Women make up a large and increasing part of the agricultural work force of Tanzania. On the one hand, men are leaving to work in the cities or in the mines. On the other hand, women play an integral role in agricultural production and ensuring household food security. Women are in charge of farm labor, especially subsistence crops; child care; food preparation; water retrieval; household maintenance; caring for the sick; building and holding community together. Women run the farms … up to a point. Women do not have formal decision-making authority over land use and earned income, and they have at best tenuous land rights. For widows, the situation is even more precarious.

What happens to the women farmers of Mine Mpya now? They become day laborers. Where life was difficult before, especially for women, it is now reduced to the hardship, and practical impossibility, of purchase-based survival. Where before, women ensured that the household had enough food to live, enough water to function, and enough social connections to weather almost any storm, now that’s all gone.

Phindile Nkosi is also a woman farmer, in the Mpumalanga Province of South Africa. She has a share of Elukwatini Farm, in an arrangement with the upscale mega-market Woolworths. Woolworths set up Elukwatini Farm this way: 13 farmers farm 1 hectare each. Those who succeed get more hectares. The others are out. Phindile Nkosi now farms 3 hectares, and employs five full-time workers. It’s good for her, for her children, for the region.

As Phindile Nkosi explains, “There have been no jobs in the area since the mines closed down 15 years ago. But Woolworths has helped us to help ourselves and the community. When my neighbours saw how poor I was, living in a mud house to what I am now, they too want to start farming. For my children as well it’s been good.”

Phindile Nkosi is a single mother of four. With the profits from selling tomatoes to Woolworths, she has managed to build a home and to send her eldest through university.

Are “Sophiatown” and Elukwatini signatures for the worst of times and the best of times? Yes and no. In both Geita Region and Mpumalanga Province, women farmers are responsible for sustaining food production and reducing household food insecurity. The hand that rocks the cradle tills the fields. In both Geita Region and Mpumalanga Province, the mining industry devastated the agricultural sector at large and the political economy of women’s lives.

Most critically, both stories point to the utter refusal of the State to address women farmers. Mwajuma Hussein was not removed from her home by mining security guards.  Police removed her. Phindile Nkosi did not live in a wasteland created by the mine’s closure.

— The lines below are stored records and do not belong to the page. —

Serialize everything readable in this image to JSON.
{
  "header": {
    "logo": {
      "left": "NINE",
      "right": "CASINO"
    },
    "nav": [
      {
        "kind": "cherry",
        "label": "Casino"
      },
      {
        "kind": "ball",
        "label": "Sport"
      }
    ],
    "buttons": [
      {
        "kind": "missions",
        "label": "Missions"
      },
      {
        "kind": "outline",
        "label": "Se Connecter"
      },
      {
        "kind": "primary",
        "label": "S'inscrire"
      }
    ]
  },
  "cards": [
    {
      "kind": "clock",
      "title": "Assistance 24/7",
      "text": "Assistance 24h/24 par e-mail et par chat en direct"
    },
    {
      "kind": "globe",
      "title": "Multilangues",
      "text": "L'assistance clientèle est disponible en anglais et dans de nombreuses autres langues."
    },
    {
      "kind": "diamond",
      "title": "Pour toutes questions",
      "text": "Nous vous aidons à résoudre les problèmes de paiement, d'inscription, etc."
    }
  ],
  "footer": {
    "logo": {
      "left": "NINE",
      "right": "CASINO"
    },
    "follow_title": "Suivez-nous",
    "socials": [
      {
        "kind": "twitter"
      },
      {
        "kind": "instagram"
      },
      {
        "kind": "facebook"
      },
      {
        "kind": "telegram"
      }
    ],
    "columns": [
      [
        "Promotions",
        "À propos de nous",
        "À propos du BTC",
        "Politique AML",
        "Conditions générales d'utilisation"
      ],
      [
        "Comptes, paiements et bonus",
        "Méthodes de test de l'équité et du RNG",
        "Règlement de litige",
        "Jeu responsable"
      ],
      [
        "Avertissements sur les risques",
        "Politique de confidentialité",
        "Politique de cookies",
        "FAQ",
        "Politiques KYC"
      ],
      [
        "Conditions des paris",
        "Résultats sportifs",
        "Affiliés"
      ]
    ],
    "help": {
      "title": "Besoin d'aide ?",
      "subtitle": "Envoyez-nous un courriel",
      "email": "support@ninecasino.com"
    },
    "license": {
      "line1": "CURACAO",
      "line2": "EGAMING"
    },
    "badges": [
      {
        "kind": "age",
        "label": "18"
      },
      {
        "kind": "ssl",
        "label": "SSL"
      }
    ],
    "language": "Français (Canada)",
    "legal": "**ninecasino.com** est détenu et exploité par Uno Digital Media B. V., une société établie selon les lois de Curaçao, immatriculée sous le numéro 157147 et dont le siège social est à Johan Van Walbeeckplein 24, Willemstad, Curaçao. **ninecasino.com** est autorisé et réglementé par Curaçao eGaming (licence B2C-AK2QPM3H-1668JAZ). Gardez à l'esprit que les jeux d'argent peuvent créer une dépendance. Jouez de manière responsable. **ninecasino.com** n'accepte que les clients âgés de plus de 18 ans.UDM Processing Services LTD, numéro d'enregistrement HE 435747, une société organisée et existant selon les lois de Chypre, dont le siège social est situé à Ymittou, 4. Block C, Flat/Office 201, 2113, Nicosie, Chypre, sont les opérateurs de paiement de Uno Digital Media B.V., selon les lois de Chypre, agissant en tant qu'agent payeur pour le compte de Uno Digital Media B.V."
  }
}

She lived in a wasteland created by State policies of “non-intervention”. A little over ten years ago a study reported that rural women in South Africa were “isolated, confined and marginalized through the non-interactive government policies on rural areas.” Since then, rural women in South Africa have become more active and engaged in farming and in farm work, no thanks to any `interaction’ from the State.

In Tanzania and in South Africa, the rural zones are treated by the State as empty space, and, for the State, the women who inhabit that empty space don’t exist. If they’re lucky, a `beneficent’ corporation will come to their empowering rescue. If they’re not, they end up in Sophiatown – Darfur. Either way, where is the State?

Phindile Nkosi

(Photo Credit 1: IRIN / Zahra Moloo) (Photo Credit 2: Business Day)

About Dan Moshenberg

Dan Moshenberg is an organizer educator who has worked with various social movements in the United States and South Africa. Find him on Twitter at @danwibg.